Matt Archbold graduated from Saint Joseph’s University in 1995. He is a former journalist who left the newspaper business to raise his five children. He writes for the Creative Minority Report.
Thirty-two states have voted for constitutional amendments banning gay marriage. Unprecedented efforts by Catholic bishops and other religious leaders have sparked a national conversation on the importance of marriage and why it's worth saving. The indefatigable National Organization for Marriage has done amazing work as well.
But after all this effort, I'm wondering if the Supreme Court might just "Roe" us on gay marriage? With two recent court rulings going against the Defense of Marriage Act, the 1996 federal law that defines marriage as a union between a man and a woman, it's growing increasingly likely that the Supreme Court will take this issue on. It's hard to know which case they might take on Justice Ruth Vader Ginsburg recently said she thought the court would consider same-sex marriage this term.
And that should concern us. In one ruling, nine justice in robes could overrule the will of thirty two states, never mind thousands of years of culture.
I know what some might be thinking. The Supreme Court as currently constituted would never do that. Conservatives have a 5-4 majority. But is there anyone who actually knows how the Court will rule on anything. If Obamacare taught us anything, it's that nobody knows how the Court will rule.
Predicting court decisions is like predicting which direction a tornado will choose. Nobody knows. All we know is that previous ones have ruined a lot of people's lives.
And to be clear, when we say that we don't know how the Court will decide, what we're actually saying is that we don't know how the so-called conservative judges will rule. Let's face it, do you think there's a chance that you might be surprised by Ruth Vader Ginsburg or Sonia Sotomayor's ruling on gay marriage? It's not likely. But Roberts? Who knows? Alito? Could surprise us. Kennedy? I'm not sure he knows.
But the scary thing is that this issue could easily be taken out of the people's hands and settled by judicial decree. In fact, that seems pretty likely, given the court's history of overreaching.
Those in favor of gay marriage don't particularly like the fact that democracy hasn't really worked in their favor on this issue but somehow we're all led to believe that resistance is futile. We're told to just relax and accept their inevitable victory. Gay marriage advocates are like the New York Jets They keep losing but that doesn't stop them from predicting Super Bowl victory.
And you know why gay marriage advocates are confident? It's because they have the media. They have academia which teaches our children. And let's face it, they've got the judges.
They know that even if democracy doesn't work out for them, just have the Supreme Court call it a right.
Folks who want to uphold traditional marriage can't be comfortable with a majority on the Court. We need a super majority just to give ourselves some elbow room for the one or two surprises we're bound to get who suddenly decide that they want editorial boards to love them.

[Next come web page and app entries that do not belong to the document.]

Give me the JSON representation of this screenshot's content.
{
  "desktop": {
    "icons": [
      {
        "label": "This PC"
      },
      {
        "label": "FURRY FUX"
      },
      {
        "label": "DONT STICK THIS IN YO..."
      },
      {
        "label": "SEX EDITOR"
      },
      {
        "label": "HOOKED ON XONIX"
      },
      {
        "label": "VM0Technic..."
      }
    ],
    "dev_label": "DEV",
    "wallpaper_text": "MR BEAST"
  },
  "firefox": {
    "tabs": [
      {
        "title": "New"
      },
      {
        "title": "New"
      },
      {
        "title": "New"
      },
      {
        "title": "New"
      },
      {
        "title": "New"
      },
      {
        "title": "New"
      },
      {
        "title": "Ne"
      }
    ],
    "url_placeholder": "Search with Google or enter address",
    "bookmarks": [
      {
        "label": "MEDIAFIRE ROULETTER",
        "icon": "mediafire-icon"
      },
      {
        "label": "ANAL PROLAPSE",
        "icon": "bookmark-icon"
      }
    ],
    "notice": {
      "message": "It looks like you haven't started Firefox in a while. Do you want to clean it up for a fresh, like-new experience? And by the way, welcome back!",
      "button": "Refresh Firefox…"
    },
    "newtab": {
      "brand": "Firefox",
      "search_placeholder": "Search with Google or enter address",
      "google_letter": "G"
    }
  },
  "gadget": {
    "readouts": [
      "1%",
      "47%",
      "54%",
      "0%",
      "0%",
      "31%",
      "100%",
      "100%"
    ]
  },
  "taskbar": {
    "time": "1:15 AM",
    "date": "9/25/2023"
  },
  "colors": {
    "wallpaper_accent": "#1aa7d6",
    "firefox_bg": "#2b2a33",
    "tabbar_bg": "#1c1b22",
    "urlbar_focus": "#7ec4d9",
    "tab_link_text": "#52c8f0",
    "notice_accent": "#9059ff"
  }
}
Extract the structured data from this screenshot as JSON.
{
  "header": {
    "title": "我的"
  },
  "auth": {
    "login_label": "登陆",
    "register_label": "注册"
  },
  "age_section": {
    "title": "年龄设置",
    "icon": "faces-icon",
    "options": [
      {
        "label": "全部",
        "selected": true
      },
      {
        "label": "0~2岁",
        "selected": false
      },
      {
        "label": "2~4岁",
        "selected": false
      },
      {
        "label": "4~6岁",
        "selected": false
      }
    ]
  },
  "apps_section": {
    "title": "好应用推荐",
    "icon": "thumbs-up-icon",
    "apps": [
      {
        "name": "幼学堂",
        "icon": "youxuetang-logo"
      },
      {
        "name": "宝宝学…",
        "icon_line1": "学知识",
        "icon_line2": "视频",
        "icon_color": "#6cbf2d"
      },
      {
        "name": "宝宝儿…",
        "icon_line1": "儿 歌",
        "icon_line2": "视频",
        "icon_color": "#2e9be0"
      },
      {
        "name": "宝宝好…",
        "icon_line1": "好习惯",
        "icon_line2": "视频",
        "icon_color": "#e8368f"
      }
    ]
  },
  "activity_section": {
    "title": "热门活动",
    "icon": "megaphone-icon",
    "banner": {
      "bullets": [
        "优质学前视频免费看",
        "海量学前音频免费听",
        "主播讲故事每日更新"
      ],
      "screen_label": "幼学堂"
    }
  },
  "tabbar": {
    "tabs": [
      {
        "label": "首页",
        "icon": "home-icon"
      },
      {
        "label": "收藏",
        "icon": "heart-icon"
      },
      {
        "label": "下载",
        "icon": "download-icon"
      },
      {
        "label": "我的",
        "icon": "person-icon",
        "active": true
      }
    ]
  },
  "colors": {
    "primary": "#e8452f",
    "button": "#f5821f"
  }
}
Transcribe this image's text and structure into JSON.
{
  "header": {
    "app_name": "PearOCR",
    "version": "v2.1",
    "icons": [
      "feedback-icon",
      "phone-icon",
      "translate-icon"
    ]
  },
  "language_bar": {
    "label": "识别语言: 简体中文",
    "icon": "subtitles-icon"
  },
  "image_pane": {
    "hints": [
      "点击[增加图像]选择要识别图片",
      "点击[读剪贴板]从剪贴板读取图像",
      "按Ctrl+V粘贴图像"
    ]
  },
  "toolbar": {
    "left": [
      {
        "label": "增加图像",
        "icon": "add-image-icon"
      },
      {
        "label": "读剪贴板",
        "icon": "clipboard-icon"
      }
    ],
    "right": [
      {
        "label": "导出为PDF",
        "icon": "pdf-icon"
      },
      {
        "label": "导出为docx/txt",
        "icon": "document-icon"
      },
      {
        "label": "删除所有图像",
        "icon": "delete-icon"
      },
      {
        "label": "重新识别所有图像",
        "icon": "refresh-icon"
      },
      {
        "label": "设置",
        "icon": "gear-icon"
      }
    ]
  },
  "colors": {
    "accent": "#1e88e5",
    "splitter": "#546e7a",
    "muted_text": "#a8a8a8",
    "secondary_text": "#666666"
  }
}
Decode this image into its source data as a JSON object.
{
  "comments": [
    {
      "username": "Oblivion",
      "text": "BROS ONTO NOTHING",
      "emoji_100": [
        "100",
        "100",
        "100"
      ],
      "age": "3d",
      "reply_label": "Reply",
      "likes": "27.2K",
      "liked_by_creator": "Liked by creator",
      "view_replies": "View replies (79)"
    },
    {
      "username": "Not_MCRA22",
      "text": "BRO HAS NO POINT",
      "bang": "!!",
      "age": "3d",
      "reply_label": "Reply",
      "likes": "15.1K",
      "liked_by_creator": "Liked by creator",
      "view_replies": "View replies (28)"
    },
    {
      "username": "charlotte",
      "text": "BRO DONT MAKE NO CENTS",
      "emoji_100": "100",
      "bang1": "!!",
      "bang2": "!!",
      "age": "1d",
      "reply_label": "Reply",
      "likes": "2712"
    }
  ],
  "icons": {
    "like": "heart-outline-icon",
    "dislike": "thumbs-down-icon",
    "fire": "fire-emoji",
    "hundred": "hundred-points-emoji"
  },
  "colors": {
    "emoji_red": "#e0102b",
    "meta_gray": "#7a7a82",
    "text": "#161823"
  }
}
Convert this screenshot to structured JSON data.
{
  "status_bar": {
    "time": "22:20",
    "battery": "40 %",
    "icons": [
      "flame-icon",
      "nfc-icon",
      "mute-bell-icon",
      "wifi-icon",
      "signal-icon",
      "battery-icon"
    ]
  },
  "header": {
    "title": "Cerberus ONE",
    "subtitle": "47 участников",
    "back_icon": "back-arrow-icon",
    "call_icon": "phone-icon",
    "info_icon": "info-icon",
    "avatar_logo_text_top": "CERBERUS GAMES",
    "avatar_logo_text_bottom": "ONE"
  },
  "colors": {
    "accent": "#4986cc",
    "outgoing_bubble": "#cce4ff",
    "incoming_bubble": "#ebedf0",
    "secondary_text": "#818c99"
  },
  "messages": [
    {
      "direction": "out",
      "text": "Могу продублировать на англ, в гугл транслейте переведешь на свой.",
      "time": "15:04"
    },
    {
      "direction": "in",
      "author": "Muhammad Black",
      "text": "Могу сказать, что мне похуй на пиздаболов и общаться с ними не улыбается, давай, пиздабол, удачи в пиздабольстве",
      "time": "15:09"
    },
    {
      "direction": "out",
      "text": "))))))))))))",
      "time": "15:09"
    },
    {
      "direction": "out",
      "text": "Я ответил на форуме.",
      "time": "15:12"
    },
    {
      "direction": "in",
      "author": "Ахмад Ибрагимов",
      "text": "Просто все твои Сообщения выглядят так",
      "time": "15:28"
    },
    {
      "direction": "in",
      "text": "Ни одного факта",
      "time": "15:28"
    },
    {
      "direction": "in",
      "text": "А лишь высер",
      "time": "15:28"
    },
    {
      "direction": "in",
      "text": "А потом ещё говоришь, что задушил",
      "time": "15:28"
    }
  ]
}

Abortion was taken out of the hands of the people. Nine justices short circuited democracy and ruled that abortion was a "right." They could very well do the same on gay marriage.